Mendoza hypothesizes that there is a direct relationship between the ways in which adults in the community structure and exercise their (in)formal authority vis-à-vis those under their care and the children’s responses, attitudes, and behavior. She explains her assumption this way: 

The healthypsychological mode of being for all humans is that of freedom and self-determination in the context of a loving and nurturing community; therefore, those subjected to any form of dominant power would have a tendency to resist, whether covertly or overtly…[Conversely] where there is an absence of such a centralized, disciplinary mode of supervision, one can reasonably expect the inverse outcome, i.e., more inner-directed forms of self-discipline, initiative, and cooperation in those under authority as a result of not stifling their autonomous ways of being. 

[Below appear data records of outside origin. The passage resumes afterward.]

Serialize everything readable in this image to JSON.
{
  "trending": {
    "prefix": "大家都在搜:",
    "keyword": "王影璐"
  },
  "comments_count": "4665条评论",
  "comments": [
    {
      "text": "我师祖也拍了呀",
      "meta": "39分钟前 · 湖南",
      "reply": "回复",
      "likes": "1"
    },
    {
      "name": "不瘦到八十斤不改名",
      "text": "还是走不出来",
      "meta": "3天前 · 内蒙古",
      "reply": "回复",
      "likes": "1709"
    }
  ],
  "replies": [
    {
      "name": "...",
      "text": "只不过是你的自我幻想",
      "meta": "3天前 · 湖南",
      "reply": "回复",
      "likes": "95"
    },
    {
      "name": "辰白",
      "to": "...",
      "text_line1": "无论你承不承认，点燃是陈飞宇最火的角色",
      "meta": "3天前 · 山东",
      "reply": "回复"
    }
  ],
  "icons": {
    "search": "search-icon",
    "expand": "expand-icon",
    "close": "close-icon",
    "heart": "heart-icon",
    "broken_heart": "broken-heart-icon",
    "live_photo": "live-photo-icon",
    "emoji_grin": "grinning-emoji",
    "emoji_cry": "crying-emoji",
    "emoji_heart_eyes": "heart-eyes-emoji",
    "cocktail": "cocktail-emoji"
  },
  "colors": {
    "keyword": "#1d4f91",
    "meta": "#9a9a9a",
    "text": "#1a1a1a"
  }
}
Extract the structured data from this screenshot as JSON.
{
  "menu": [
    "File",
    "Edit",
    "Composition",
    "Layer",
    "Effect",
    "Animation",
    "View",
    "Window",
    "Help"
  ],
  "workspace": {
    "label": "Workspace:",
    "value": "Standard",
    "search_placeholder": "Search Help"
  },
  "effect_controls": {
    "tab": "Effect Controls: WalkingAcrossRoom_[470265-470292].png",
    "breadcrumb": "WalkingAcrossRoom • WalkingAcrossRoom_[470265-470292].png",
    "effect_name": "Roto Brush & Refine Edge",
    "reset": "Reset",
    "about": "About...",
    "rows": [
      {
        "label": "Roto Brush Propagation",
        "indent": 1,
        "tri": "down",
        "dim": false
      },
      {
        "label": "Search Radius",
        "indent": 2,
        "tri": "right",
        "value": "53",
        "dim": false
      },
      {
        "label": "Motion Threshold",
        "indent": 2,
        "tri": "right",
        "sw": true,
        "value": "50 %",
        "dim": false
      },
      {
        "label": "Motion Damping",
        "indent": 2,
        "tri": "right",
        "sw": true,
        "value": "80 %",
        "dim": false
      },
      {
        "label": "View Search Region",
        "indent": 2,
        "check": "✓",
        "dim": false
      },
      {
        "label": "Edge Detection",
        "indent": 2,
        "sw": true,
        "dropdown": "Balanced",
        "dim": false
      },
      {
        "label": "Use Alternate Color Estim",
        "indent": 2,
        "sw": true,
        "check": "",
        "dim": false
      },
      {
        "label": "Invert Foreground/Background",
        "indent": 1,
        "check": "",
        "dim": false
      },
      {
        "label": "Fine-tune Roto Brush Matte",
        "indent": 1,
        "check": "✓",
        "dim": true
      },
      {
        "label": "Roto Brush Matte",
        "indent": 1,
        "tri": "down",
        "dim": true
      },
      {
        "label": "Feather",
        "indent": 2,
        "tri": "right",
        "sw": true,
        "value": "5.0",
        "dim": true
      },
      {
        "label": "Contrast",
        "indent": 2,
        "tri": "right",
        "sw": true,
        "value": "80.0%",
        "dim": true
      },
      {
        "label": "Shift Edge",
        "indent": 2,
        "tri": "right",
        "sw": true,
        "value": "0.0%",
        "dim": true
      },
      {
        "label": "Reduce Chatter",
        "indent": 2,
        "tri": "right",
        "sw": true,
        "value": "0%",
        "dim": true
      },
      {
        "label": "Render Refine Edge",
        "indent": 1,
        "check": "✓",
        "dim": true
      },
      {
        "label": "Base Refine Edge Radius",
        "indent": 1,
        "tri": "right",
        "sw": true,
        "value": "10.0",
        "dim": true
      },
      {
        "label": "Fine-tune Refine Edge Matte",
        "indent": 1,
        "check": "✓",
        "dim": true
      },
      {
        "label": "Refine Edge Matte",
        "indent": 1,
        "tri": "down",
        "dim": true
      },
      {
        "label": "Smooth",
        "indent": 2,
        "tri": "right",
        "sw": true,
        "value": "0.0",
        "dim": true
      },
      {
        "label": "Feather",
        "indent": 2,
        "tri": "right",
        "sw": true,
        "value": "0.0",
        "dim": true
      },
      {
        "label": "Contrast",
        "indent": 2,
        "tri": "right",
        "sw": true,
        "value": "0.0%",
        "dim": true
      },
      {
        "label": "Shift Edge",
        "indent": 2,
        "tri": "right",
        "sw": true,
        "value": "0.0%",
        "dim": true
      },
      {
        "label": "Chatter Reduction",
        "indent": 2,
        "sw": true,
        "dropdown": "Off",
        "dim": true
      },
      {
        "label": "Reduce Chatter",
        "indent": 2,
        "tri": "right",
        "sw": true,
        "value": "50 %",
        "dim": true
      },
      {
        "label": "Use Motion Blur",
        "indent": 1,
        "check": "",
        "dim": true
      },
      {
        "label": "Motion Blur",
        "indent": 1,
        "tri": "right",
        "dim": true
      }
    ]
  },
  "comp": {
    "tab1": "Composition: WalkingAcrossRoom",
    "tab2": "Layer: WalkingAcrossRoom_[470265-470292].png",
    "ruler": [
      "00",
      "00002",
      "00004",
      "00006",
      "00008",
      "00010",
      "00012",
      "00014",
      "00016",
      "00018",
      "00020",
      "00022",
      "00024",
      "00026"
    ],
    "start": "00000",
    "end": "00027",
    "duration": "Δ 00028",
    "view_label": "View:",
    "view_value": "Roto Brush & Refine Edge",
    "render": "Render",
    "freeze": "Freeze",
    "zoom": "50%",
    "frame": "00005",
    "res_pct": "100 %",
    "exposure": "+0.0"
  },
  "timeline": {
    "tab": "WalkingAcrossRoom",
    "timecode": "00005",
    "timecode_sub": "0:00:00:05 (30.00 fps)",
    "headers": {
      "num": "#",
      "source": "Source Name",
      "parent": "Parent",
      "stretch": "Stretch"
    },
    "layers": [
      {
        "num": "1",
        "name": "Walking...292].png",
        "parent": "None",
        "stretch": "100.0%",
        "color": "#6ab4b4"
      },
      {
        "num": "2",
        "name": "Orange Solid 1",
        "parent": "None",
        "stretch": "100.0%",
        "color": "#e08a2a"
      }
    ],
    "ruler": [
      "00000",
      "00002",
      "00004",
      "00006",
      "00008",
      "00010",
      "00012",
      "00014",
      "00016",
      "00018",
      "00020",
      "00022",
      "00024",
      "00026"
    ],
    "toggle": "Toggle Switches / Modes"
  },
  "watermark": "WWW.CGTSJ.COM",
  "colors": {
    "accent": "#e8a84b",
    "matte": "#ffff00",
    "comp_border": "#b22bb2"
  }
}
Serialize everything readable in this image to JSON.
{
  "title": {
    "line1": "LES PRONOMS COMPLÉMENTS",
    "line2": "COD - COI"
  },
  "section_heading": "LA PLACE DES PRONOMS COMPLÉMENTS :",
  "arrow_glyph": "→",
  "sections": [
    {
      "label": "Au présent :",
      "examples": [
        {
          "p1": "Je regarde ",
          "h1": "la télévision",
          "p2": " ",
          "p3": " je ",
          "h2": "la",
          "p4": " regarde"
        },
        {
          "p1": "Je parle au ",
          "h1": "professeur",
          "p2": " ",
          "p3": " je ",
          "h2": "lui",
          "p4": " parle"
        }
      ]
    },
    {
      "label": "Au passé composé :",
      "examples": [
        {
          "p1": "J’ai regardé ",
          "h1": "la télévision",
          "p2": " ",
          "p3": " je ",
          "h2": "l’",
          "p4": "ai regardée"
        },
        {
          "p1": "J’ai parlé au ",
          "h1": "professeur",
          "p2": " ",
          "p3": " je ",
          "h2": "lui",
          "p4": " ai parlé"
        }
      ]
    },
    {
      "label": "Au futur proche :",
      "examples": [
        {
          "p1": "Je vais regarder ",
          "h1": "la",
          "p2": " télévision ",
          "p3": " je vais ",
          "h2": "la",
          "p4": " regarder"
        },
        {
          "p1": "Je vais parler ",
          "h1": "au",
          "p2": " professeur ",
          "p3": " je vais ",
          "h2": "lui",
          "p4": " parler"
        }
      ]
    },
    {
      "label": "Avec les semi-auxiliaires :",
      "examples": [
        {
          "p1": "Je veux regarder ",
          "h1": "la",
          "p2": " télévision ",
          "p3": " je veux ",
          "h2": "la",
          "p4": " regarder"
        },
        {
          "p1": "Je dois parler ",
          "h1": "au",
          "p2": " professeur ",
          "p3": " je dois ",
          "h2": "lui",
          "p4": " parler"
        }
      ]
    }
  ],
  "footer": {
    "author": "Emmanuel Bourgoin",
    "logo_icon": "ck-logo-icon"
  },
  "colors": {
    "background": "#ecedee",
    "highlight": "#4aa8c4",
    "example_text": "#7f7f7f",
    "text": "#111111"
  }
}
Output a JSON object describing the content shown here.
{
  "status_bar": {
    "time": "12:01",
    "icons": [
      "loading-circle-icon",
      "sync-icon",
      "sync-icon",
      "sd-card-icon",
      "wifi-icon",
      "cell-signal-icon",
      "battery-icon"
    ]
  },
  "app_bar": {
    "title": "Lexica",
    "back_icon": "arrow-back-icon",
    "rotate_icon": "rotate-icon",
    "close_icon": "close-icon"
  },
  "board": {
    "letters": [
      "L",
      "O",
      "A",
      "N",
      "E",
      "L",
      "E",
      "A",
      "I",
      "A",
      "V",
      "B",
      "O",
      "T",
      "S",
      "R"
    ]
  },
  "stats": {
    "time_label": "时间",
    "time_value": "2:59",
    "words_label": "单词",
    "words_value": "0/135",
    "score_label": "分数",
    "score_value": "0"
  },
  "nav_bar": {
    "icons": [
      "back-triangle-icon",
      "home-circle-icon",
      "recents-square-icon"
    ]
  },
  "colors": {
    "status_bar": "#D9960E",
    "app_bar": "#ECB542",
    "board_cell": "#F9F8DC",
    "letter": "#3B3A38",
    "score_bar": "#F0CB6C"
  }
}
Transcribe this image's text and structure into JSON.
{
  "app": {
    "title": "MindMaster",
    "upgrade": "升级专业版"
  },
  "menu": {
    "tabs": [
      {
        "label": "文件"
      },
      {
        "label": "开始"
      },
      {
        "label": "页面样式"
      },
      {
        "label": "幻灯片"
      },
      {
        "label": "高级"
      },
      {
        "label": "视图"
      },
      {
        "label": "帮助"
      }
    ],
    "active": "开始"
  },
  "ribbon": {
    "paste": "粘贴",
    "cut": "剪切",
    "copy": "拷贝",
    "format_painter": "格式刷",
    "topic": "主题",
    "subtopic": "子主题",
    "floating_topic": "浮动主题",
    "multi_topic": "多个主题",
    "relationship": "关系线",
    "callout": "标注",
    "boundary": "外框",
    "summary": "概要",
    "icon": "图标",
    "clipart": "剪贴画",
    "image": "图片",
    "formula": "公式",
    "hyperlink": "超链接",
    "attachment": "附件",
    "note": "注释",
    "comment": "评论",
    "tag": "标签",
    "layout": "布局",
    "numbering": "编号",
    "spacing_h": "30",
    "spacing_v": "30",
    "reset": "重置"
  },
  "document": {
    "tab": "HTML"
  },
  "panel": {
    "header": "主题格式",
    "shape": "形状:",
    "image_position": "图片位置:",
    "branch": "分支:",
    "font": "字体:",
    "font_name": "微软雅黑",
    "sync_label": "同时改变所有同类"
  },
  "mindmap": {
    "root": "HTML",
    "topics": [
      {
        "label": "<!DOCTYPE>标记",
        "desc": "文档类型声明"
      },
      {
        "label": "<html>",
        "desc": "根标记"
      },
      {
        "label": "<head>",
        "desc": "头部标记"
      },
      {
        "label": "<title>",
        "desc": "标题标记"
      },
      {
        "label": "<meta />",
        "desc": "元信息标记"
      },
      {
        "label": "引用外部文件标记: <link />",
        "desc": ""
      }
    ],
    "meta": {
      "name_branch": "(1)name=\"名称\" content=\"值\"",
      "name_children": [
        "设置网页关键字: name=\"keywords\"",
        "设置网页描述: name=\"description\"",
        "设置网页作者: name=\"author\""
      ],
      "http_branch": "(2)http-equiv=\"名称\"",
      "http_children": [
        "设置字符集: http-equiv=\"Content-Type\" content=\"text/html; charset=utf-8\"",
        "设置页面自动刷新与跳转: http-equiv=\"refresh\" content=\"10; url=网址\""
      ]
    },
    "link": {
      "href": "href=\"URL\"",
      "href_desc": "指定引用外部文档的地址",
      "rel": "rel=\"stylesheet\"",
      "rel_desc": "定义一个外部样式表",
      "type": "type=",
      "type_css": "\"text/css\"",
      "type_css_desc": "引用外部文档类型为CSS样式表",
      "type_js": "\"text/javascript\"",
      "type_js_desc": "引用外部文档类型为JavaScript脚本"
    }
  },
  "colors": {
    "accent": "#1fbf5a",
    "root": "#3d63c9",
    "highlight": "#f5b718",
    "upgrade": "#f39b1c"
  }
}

Mendoza refers to such non-dominating exercise of authority anarchy, “defined not in its popular use connoting chaos or total disorder, but in its more generic sense from the root word, ‘an-arche,’ literally, ‘no head’ or no domination.”  She concludes, “[W]hat we have seen of the dominant lessons from the indigenous culture in regard to child-rearing practices outlined here remain instructive for our own modern industrial culture.” She quotes Canadian physician Gabor Mate, who noted that “the optimal conditions for child development are those…where children enjoy tremendous freedom and learning takes place mainly by imitation and modeling”—a norm observed in most indigenous cultures that still retain a measure of their originary intactness and have not been completely taken over by modern industrial culture.  

The Rarámuri culture, known to have resisted the widespread Spanish invasion and colonization of the 1600s, today continues to undergo tremendous pressure to assimilate with the influx of roads, tourists, and the market economy.Mendoza writes, “It is…remarkable, then, given their struggle to remain themselves despite such an assault on their entire way of life, that glimpses of the originary culture even remain.” To listen and learn from such keepers of the old ways is to invoke a line from another indigenous writer, Martin Prechtel, who admonished cryptically, “The only reason to explore another culture is to be able to smell the poverty in your own.” 

About the author (s)

S. Lily Mendoza

Oakland University

Associate Professor